**DATA PROVIDED**:
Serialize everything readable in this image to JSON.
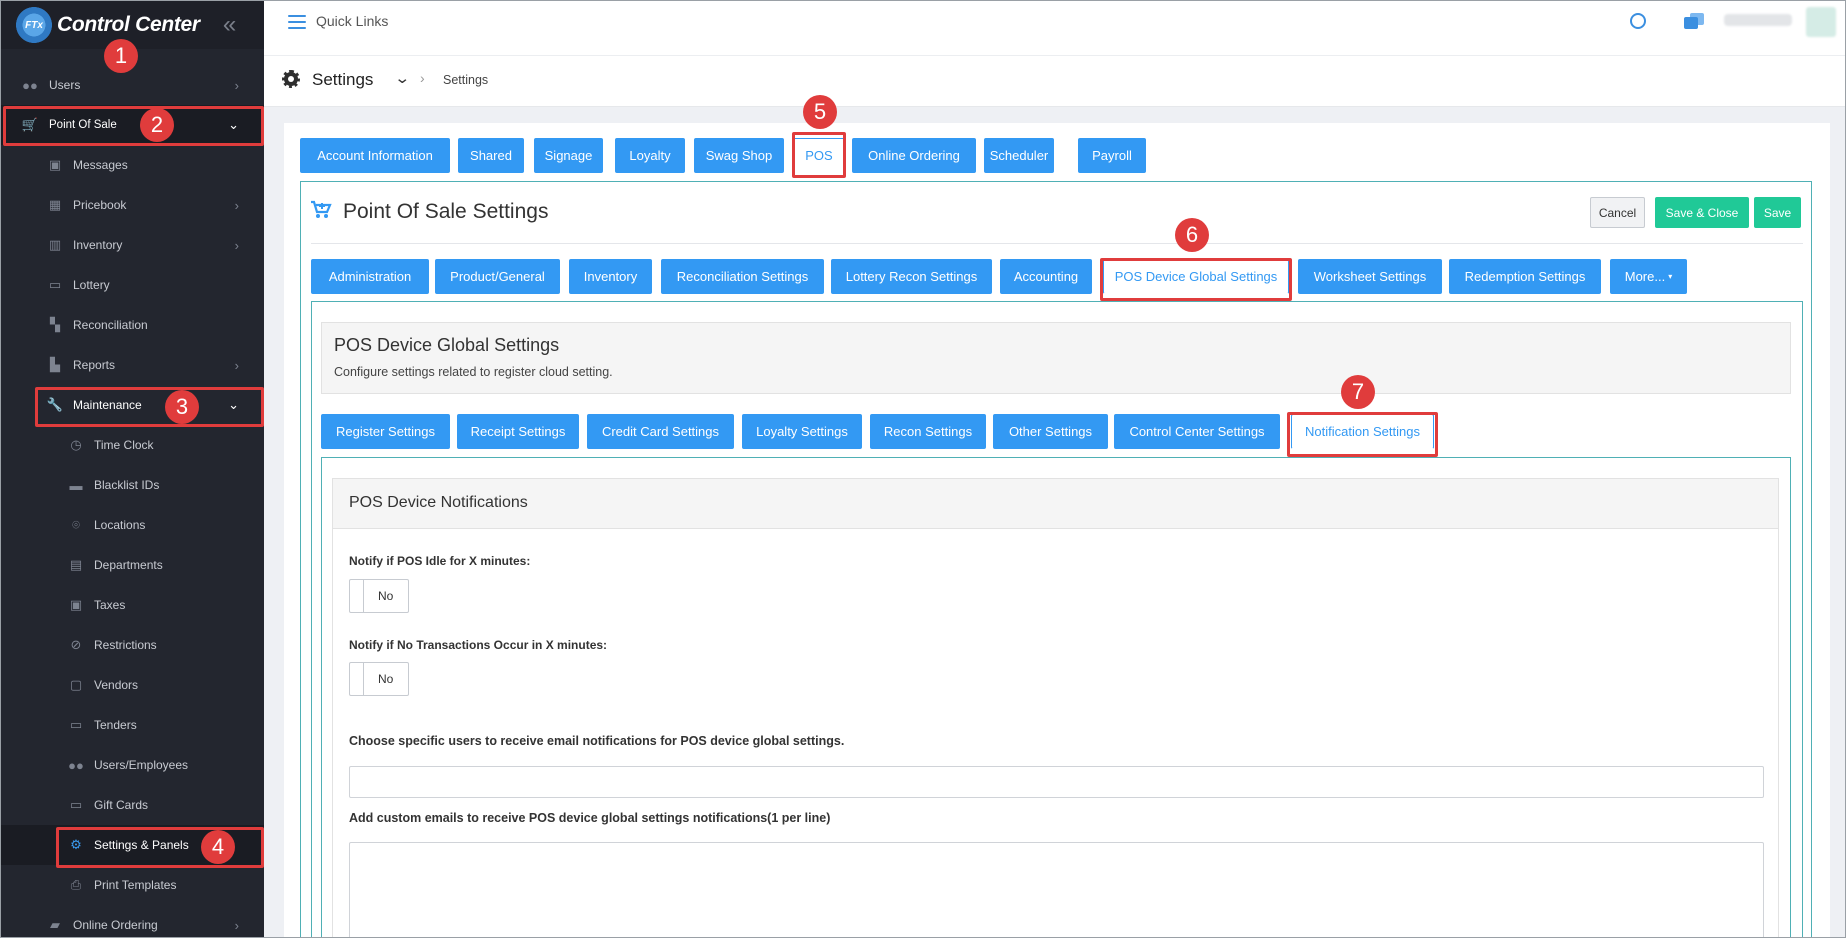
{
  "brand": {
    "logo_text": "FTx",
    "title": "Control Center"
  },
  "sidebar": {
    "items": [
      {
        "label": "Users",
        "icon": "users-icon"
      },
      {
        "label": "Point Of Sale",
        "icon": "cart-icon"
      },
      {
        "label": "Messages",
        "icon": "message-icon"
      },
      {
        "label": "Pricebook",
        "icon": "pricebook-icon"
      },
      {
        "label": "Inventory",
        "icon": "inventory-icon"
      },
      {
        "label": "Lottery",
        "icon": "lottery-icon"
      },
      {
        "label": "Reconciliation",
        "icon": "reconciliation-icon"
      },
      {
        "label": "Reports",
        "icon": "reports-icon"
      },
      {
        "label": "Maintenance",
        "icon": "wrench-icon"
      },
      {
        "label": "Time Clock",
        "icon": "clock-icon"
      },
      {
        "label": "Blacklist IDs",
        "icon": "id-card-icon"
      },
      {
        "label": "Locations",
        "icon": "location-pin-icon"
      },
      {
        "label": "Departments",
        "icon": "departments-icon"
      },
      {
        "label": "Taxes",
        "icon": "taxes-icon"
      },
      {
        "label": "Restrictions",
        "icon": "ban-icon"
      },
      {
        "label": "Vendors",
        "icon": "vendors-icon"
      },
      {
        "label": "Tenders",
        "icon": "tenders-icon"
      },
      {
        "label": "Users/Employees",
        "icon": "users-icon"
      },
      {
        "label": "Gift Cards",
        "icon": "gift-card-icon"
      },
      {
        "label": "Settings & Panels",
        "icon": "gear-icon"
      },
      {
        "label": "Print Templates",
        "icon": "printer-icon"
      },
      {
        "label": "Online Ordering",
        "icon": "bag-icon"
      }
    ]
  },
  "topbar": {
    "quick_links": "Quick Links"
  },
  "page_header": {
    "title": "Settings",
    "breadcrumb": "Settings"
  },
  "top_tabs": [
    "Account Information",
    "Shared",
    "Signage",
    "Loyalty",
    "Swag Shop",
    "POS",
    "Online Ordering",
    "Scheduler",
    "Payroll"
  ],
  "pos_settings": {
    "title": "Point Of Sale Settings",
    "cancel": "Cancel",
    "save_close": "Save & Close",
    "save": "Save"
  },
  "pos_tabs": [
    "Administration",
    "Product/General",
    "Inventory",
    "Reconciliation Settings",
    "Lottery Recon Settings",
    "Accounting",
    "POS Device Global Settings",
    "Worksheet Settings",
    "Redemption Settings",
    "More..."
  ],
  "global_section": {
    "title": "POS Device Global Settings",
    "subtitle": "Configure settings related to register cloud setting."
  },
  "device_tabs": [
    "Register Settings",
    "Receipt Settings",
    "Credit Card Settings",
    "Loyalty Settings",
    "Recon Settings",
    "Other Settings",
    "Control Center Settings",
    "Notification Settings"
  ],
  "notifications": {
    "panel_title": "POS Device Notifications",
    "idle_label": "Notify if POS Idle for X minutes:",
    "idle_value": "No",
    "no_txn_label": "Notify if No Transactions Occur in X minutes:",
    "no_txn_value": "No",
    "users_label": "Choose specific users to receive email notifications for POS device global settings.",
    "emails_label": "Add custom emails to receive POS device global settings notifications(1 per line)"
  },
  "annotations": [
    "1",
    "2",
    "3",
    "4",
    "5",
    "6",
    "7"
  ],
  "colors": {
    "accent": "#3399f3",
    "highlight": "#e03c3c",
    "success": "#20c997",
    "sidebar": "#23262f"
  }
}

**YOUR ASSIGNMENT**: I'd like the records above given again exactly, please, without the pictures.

**SOLUTION TO THIS PROBLEM**:
Serialize everything readable in this image to JSON.
{
  "brand": {
    "logo_text": "FTx",
    "title": "Control Center"
  },
  "sidebar": {
    "items": [
      {
        "label": "Users",
        "icon": "users-icon"
      },
      {
        "label": "Point Of Sale",
        "icon": "cart-icon"
      },
      {
        "label": "Messages",
        "icon": "message-icon"
      },
      {
        "label": "Pricebook",
        "icon": "pricebook-icon"
      },
      {
        "label": "Inventory",
        "icon": "inventory-icon"
      },
      {
        "label": "Lottery",
        "icon": "lottery-icon"
      },
      {
        "label": "Reconciliation",
        "icon": "reconciliation-icon"
      },
      {
        "label": "Reports",
        "icon": "reports-icon"
      },
      {
        "label": "Maintenance",
        "icon": "wrench-icon"
      },
      {
        "label": "Time Clock",
        "icon": "clock-icon"
      },
      {
        "label": "Blacklist IDs",
        "icon": "id-card-icon"
      },
      {
        "label": "Locations",
        "icon": "location-pin-icon"
      },
      {
        "label": "Departments",
        "icon": "departments-icon"
      },
      {
        "label": "Taxes",
        "icon": "taxes-icon"
      },
      {
        "label": "Restrictions",
        "icon": "ban-icon"
      },
      {
        "label": "Vendors",
        "icon": "vendors-icon"
      },
      {
        "label": "Tenders",
        "icon": "tenders-icon"
      },
      {
        "label": "Users/Employees",
        "icon": "users-icon"
      },
      {
        "label": "Gift Cards",
        "icon": "gift-card-icon"
      },
      {
        "label": "Settings & Panels",
        "icon": "gear-icon"
      },
      {
        "label": "Print Templates",
        "icon": "printer-icon"
      },
      {
        "label": "Online Ordering",
        "icon": "bag-icon"
      }
    ]
  },
  "topbar": {
    "quick_links": "Quick Links"
  },
  "page_header": {
    "title": "Settings",
    "breadcrumb": "Settings"
  },
  "top_tabs": [
    "Account Information",
    "Shared",
    "Signage",
    "Loyalty",
    "Swag Shop",
    "POS",
    "Online Ordering",
    "Scheduler",
    "Payroll"
  ],
  "pos_settings": {
    "title": "Point Of Sale Settings",
    "cancel": "Cancel",
    "save_close": "Save & Close",
    "save": "Save"
  },
  "pos_tabs": [
    "Administration",
    "Product/General",
    "Inventory",
    "Reconciliation Settings",
    "Lottery Recon Settings",
    "Accounting",
    "POS Device Global Settings",
    "Worksheet Settings",
    "Redemption Settings",
    "More..."
  ],
  "global_section": {
    "title": "POS Device Global Settings",
    "subtitle": "Configure settings related to register cloud setting."
  },
  "device_tabs": [
    "Register Settings",
    "Receipt Settings",
    "Credit Card Settings",
    "Loyalty Settings",
    "Recon Settings",
    "Other Settings",
    "Control Center Settings",
    "Notification Settings"
  ],
  "notifications": {
    "panel_title": "POS Device Notifications",
    "idle_label": "Notify if POS Idle for X minutes:",
    "idle_value": "No",
    "no_txn_label": "Notify if No Transactions Occur in X minutes:",
    "no_txn_value": "No",
    "users_label": "Choose specific users to receive email notifications for POS device global settings.",
    "emails_label": "Add custom emails to receive POS device global settings notifications(1 per line)"
  },
  "annotations": [
    "1",
    "2",
    "3",
    "4",
    "5",
    "6",
    "7"
  ],
  "colors": {
    "accent": "#3399f3",
    "highlight": "#e03c3c",
    "success": "#20c997",
    "sidebar": "#23262f"
  }
}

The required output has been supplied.